> [Work to complete]:
Copy every line that contains the string "utilisateur" from the entries below.

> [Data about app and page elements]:
+ + +
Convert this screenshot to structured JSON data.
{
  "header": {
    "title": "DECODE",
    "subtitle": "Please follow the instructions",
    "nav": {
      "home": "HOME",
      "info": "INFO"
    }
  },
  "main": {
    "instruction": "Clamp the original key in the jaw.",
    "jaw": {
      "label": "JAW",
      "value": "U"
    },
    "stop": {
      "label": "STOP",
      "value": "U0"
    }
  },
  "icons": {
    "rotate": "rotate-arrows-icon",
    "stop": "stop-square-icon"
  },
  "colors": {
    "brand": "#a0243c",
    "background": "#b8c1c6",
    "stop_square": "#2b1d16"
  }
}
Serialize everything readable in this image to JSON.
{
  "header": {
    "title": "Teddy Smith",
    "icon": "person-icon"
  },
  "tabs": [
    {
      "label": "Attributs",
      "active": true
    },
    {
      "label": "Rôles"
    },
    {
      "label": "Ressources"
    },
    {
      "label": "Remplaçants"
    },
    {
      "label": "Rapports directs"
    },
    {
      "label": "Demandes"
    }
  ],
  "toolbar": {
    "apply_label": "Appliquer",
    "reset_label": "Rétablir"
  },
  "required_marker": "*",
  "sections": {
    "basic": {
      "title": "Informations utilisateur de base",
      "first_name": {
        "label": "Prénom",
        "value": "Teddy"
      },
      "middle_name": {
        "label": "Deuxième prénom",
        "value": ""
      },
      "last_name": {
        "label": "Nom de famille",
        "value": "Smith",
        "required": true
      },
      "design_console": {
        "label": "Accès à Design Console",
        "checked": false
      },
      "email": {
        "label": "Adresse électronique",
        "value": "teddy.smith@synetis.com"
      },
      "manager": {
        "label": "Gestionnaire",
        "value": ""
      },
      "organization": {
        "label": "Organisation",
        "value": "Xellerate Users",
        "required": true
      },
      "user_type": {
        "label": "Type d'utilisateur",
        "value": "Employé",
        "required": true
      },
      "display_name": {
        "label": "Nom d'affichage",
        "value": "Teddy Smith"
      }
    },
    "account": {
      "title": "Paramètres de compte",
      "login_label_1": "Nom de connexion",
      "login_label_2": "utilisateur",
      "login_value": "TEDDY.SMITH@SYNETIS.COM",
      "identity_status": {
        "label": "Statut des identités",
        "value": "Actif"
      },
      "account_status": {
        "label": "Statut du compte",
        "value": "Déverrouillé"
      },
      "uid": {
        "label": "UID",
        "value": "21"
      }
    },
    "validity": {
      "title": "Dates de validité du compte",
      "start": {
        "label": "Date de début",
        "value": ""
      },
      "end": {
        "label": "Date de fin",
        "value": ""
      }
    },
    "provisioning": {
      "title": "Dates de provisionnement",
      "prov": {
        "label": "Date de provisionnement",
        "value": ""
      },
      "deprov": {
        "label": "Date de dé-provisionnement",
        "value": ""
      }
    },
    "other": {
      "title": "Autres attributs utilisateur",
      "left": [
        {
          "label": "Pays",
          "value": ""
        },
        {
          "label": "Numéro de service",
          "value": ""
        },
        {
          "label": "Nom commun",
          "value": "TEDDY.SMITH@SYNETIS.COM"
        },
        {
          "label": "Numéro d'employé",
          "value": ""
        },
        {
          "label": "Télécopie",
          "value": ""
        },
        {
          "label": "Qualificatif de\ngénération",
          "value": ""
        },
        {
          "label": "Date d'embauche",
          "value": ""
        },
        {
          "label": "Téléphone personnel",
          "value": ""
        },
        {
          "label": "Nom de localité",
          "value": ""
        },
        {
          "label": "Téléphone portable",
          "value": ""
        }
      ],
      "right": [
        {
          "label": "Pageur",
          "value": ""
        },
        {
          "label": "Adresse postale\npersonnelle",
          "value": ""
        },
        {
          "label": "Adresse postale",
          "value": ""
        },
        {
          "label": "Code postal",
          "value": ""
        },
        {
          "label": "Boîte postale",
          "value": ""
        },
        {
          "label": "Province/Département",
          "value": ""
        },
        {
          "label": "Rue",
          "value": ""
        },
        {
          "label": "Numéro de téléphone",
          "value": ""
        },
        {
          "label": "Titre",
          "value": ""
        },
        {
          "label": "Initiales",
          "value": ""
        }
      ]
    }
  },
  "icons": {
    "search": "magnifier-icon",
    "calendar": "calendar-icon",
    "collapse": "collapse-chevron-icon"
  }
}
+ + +
> [Solution to this exercise]:
      "title": "Informations utilisateur de base",
        "label": "Type d'utilisateur",
      "login_label_2": "utilisateur",
      "title": "Autres attributs utilisateur",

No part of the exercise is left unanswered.